So You Say You Want to Help:
Carver teacher & alumna, Dwana Caliste, publishes new book on service learning for volunteers and educators
by Cierra Sutton (GWC '18)
Even after completing and publishing her first book, Dwana Caliste (GWC ‘01) doesn’t consider herself to be a writer. Instead, Dwana sees herself as a teacher, a parent, and a mentor, particularly since returning to her alma mater to teach. “To go back home and teach [at Carver] gave me an instant connection inside of the classroom. I really have a cheat sheet, because I sat in the same seats that they sit in...My biggest joy from teaching is building solid relationships.”
Along with being an alumna and teacher at Carver, Dwana has mentored students in the Desire community for over twenty years as the Director of Programs at Thrive Ninth Ward (formerly Desire Street Ministries). In addition to mentoring young people directly, Dwana also coordinated and supervised hundreds of volunteers over the years, many from out-of-town service groups. She began to notice a pattern. “We often see people with hero mentalities who want to ‘save the day’ without putting in the work to cultivate real change.
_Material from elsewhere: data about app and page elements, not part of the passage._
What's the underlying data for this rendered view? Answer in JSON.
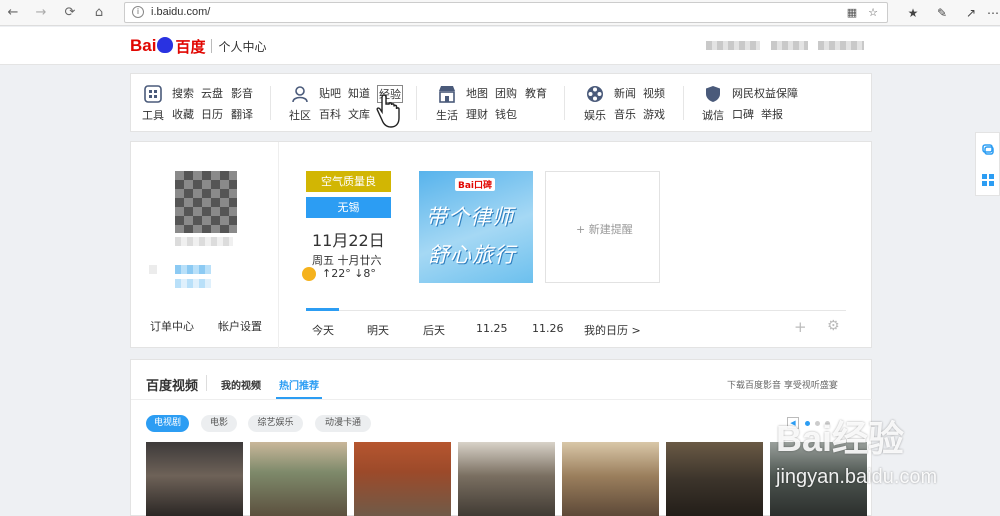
{
  "browser": {
    "url": "i.baidu.com/",
    "icons": [
      "back-icon",
      "forward-icon",
      "refresh-icon",
      "home-icon",
      "info-icon",
      "reading-view-icon",
      "favorite-star-icon",
      "favorites-hub-icon",
      "pen-icon",
      "share-icon",
      "more-icon"
    ]
  },
  "header": {
    "logo_bai": "Bai",
    "logo_du": "du",
    "logo_cn": "百度",
    "subtitle": "个人中心"
  },
  "nav": {
    "groups": [
      {
        "label": "工具",
        "icon": "tools-grid-icon",
        "links": [
          [
            "搜索",
            "云盘",
            "影音"
          ],
          [
            "收藏",
            "日历",
            "翻译"
          ]
        ]
      },
      {
        "label": "社区",
        "icon": "user-community-icon",
        "links": [
          [
            "贴吧",
            "知道",
            "经验"
          ],
          [
            "百科",
            "文库"
          ]
        ]
      },
      {
        "label": "生活",
        "icon": "store-icon",
        "links": [
          [
            "地图",
            "团购",
            "教育"
          ],
          [
            "理财",
            "钱包"
          ]
        ]
      },
      {
        "label": "娱乐",
        "icon": "film-reel-icon",
        "links": [
          [
            "新闻",
            "视频"
          ],
          [
            "音乐",
            "游戏"
          ]
        ]
      },
      {
        "label": "诚信",
        "icon": "shield-icon",
        "links": [
          [
            "网民权益保障"
          ],
          [
            "口碑",
            "举报"
          ]
        ]
      }
    ]
  },
  "profile": {
    "order_center": "订单中心",
    "account_settings": "帐户设置"
  },
  "calendar": {
    "air_quality": "空气质量良",
    "city": "无锡",
    "date": "11月22日",
    "weekday_lunar": "周五  十月廿六",
    "temp": "↑22° ↓8°",
    "ad_brand": "Bai口碑",
    "ad_line1": "带个律师",
    "ad_line2": "舒心旅行",
    "new_reminder": "+ 新建提醒",
    "days": [
      "今天",
      "明天",
      "后天",
      "11.25",
      "11.26",
      "我的日历 >"
    ],
    "active_day": "今天"
  },
  "video": {
    "title": "百度视频",
    "tabs": [
      "我的视频",
      "热门推荐"
    ],
    "active_tab": "热门推荐",
    "download_text": "下载百度影音 享受视听盛宴",
    "categories": [
      "电视剧",
      "电影",
      "综艺娱乐",
      "动漫卡通"
    ],
    "active_category": "电视剧",
    "thumbnails": [
      "thumb-1",
      "thumb-2",
      "thumb-3",
      "thumb-4",
      "thumb-5",
      "thumb-6",
      "thumb-7"
    ]
  },
  "watermark": {
    "logo": "Bai经验",
    "url": "jingyan.baidu.com"
  },
  "colors": {
    "accent": "#2c9df3",
    "brand_red": "#e10601",
    "brand_blue": "#2932e1",
    "air_quality_bg": "#d2b603"
  }
}
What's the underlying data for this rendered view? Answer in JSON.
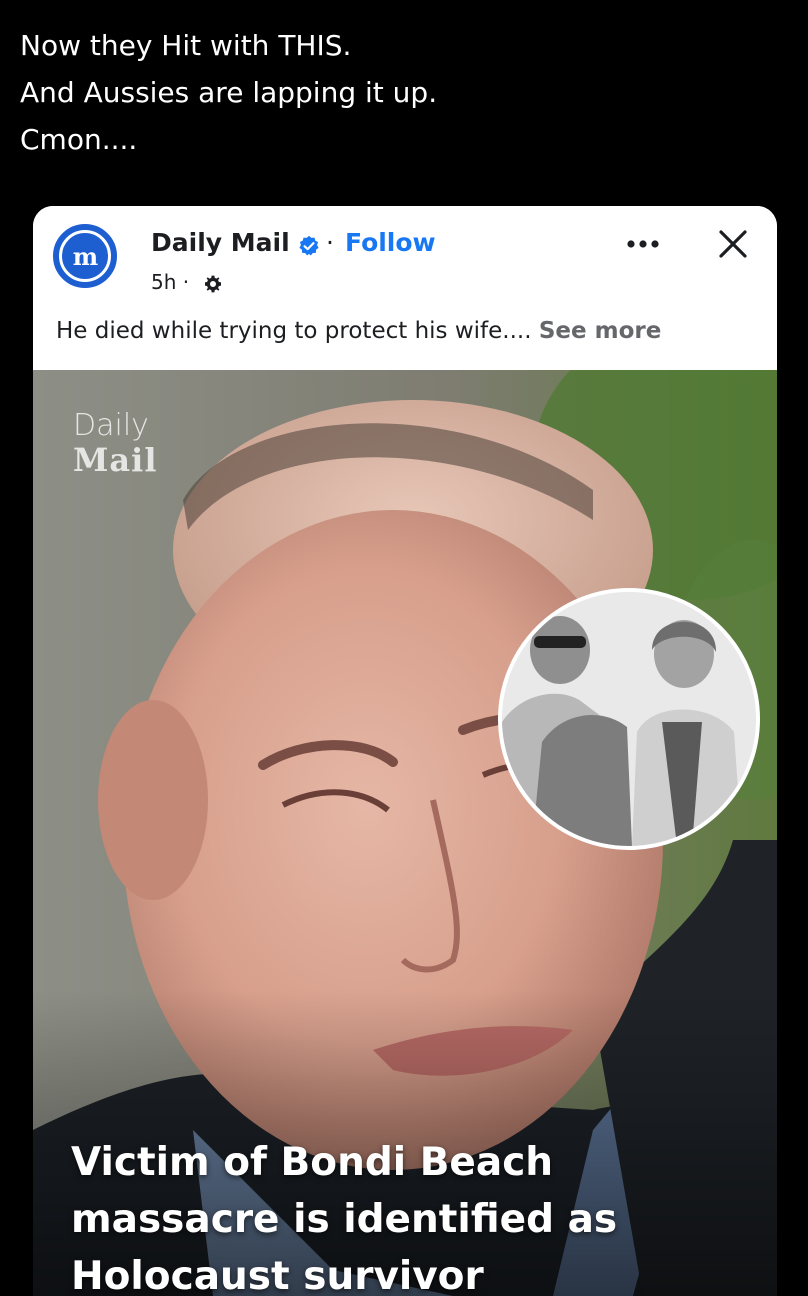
{
  "tweet": {
    "lines": [
      "Now they Hit with THIS.",
      "And Aussies are lapping it up.",
      "Cmon...."
    ]
  },
  "post": {
    "page_name": "Daily Mail",
    "separator": "·",
    "follow_label": "Follow",
    "time": "5h ·",
    "avatar_letter": "m",
    "caption": "He died while trying to protect his wife....",
    "see_more_label": "See more",
    "icons": {
      "verified": "verified-badge-icon",
      "audience": "gear-icon",
      "more": "more-horizontal-icon",
      "close": "close-icon"
    },
    "colors": {
      "link_blue": "#1877f2",
      "brand_blue": "#1d5fd1",
      "text": "#1c1e21",
      "muted": "#65676b"
    }
  },
  "image": {
    "watermark_line1": "Daily",
    "watermark_line2": "Mail",
    "headline_lines": [
      "Victim of Bondi Beach",
      "massacre is identified as",
      "Holocaust survivor"
    ]
  }
}
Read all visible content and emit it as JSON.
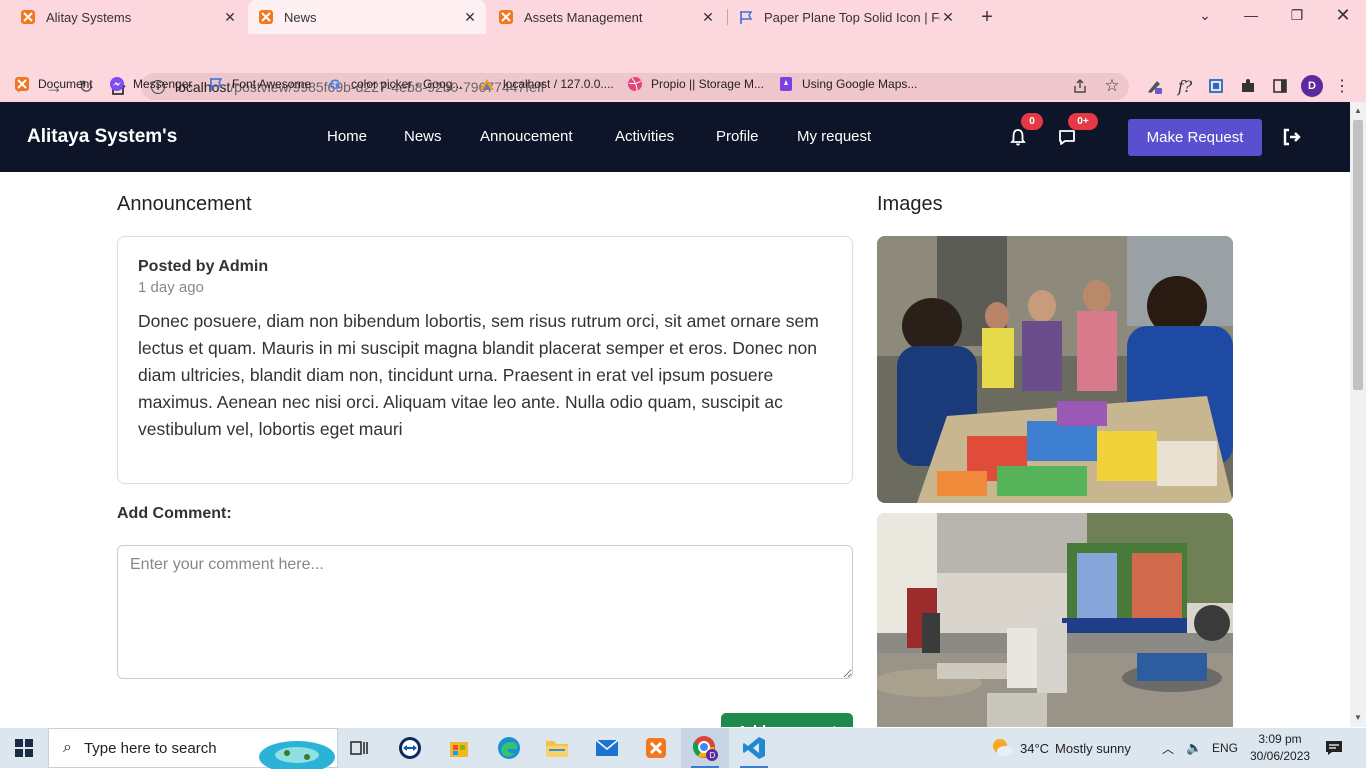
{
  "browser": {
    "tabs": [
      {
        "title": "Alitay Systems",
        "active": false
      },
      {
        "title": "News",
        "active": true
      },
      {
        "title": "Assets Management",
        "active": false
      },
      {
        "title": "Paper Plane Top Solid Icon | Font",
        "active": false
      }
    ],
    "url_host": "localhost",
    "url_path": "/postview/9985f69b-d227-4eb8-92b0-79677447feff",
    "profile_initial": "D",
    "bookmarks": [
      {
        "label": "Document",
        "icon": "xampp-icon"
      },
      {
        "label": "Messenger",
        "icon": "messenger-icon"
      },
      {
        "label": "Font Awesome",
        "icon": "flag-icon"
      },
      {
        "label": "color picker - Goog...",
        "icon": "google-icon"
      },
      {
        "label": "localhost / 127.0.0....",
        "icon": "phpmyadmin-icon"
      },
      {
        "label": "Propio || Storage M...",
        "icon": "dribbble-icon"
      },
      {
        "label": "Using Google Maps...",
        "icon": "bookmark-icon"
      }
    ]
  },
  "site": {
    "brand": "Alitaya System's",
    "nav": [
      "Home",
      "News",
      "Annoucement",
      "Activities",
      "Profile",
      "My request"
    ],
    "notif_count": "0",
    "message_count": "0+",
    "make_request": "Make Request"
  },
  "main": {
    "section_title": "Announcement",
    "posted_by": "Posted by Admin",
    "time_ago": "1 day ago",
    "body": "Donec posuere, diam non bibendum lobortis, sem risus rutrum orci, sit amet ornare sem lectus et quam. Mauris in mi suscipit magna blandit placerat semper et eros. Donec non diam ultricies, blandit diam non, tincidunt urna. Praesent in erat vel ipsum posuere maximus. Aenean nec nisi orci. Aliquam vitae leo ante. Nulla odio quam, suscipit ac vestibulum vel, lobortis eget mauri",
    "add_comment_label": "Add Comment:",
    "comment_placeholder": "Enter your comment here...",
    "add_comment_button": "Add comment"
  },
  "sidebar": {
    "title": "Images"
  },
  "taskbar": {
    "search_placeholder": "Type here to search",
    "weather_temp": "34°C",
    "weather_desc": "Mostly sunny",
    "language": "ENG",
    "time": "3:09 pm",
    "date": "30/06/2023"
  }
}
It’s really important to listen to the people who are already doing the work to figure out the best ways to show your support”.
With her experience in mentorship and education, Dwana decided to pour her unique insights into a book: a service learning manual for new volunteers and new teachers that would address some of the potentially problematic mindsets that materialize among those who are new to service work. Titled So You Say You Want to Help, the book gives volunteers strategies and approaches rooted in proactively building relationships throughout the community. Dwana wrote the book in stolen moments over the course of the last year and a half. She emphasizes the importance of relationship building in service work: “Those are the type of relationships that you get to build when you intentionally teach or you intentionally love or you intentionally fill the space with joy.”
Dwana’s advice to the upcoming generation would be to use the resources they have at their fingertips and leverage technology to learn as much as possible. The way Dwana sees it, now more than ever is the time for young people to use these resources and grow. Because of her experiences, she encourages others in the school system to continuously raise the bar and look for every opportunity for students to learn in the long run. What you have experience in may help the next person following your footsteps.
You can pre-order Dwana Caliste’s book here.